Search the listing below for the string "Million", then copy every line it appears in.

[[ Excerpted records, beginning ]]

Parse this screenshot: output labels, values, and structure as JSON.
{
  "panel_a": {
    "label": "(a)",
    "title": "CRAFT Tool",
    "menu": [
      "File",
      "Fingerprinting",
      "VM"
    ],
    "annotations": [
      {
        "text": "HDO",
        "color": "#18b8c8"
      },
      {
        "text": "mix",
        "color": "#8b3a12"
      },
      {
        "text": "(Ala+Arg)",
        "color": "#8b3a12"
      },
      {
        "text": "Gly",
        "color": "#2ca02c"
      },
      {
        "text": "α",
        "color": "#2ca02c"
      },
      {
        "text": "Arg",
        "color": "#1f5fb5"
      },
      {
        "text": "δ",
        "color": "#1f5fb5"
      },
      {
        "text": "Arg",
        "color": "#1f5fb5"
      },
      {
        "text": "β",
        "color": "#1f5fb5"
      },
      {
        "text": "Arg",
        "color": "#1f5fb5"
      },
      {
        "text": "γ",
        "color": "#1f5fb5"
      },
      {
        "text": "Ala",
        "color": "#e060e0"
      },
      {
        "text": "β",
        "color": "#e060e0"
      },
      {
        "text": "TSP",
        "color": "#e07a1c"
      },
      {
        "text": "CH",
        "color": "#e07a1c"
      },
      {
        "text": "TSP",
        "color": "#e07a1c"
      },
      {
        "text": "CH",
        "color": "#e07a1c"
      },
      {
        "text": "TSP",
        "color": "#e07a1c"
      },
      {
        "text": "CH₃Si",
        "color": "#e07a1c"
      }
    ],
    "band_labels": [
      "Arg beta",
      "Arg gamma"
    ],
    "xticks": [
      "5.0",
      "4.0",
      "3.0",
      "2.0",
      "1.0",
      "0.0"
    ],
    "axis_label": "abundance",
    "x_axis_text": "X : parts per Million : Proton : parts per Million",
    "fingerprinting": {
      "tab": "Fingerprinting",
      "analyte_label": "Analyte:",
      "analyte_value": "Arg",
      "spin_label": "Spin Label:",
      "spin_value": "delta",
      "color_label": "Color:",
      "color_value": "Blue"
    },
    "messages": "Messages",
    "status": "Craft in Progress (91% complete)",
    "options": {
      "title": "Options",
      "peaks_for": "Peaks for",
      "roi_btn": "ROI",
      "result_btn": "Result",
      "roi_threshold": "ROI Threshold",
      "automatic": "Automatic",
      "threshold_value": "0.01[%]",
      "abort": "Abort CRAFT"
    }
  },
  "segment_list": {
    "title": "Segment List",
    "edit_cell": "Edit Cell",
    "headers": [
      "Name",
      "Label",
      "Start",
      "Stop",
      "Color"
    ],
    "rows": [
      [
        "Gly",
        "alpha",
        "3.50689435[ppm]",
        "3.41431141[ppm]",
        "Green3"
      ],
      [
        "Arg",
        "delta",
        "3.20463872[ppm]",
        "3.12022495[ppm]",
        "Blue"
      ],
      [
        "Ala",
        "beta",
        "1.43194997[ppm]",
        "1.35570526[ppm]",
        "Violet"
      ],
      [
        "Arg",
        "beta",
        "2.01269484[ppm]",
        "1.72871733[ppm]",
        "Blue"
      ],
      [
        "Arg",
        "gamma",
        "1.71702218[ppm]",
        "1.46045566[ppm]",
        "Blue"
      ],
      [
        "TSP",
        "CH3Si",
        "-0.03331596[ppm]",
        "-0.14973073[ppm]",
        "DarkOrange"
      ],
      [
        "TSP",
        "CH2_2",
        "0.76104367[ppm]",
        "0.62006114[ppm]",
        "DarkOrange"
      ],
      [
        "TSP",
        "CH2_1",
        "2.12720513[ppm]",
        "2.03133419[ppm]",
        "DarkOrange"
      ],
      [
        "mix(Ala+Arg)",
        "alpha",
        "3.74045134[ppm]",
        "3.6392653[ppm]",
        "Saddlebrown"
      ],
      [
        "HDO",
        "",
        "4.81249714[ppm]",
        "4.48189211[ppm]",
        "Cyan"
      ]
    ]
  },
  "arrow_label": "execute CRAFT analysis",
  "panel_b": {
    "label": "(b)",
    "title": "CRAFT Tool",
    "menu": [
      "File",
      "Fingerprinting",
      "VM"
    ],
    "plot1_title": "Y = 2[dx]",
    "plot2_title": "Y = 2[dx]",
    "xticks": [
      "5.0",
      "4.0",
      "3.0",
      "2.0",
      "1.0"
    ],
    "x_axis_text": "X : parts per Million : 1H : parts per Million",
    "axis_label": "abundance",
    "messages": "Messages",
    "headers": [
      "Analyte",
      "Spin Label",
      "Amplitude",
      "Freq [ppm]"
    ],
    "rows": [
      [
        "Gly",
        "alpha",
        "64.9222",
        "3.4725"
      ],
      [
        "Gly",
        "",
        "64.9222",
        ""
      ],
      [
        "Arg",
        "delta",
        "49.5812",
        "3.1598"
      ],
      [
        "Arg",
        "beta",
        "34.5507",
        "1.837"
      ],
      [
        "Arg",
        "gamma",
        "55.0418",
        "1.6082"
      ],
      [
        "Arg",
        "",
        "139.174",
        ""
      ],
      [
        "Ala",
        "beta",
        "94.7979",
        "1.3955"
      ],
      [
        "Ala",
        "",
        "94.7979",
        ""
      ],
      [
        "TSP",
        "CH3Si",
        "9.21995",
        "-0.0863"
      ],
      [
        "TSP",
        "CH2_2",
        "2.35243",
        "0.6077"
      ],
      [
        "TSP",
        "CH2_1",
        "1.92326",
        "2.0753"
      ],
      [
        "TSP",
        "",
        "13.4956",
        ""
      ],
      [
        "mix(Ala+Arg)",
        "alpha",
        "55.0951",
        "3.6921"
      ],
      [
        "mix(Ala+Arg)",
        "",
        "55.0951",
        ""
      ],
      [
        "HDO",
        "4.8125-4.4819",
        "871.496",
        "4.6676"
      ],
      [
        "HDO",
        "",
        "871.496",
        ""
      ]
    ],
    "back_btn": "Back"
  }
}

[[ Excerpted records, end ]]

-- Written solution --
    "x_axis_text": "X : parts per Million : Proton : parts per Million",
    "x_axis_text": "X : parts per Million : 1H : parts per Million",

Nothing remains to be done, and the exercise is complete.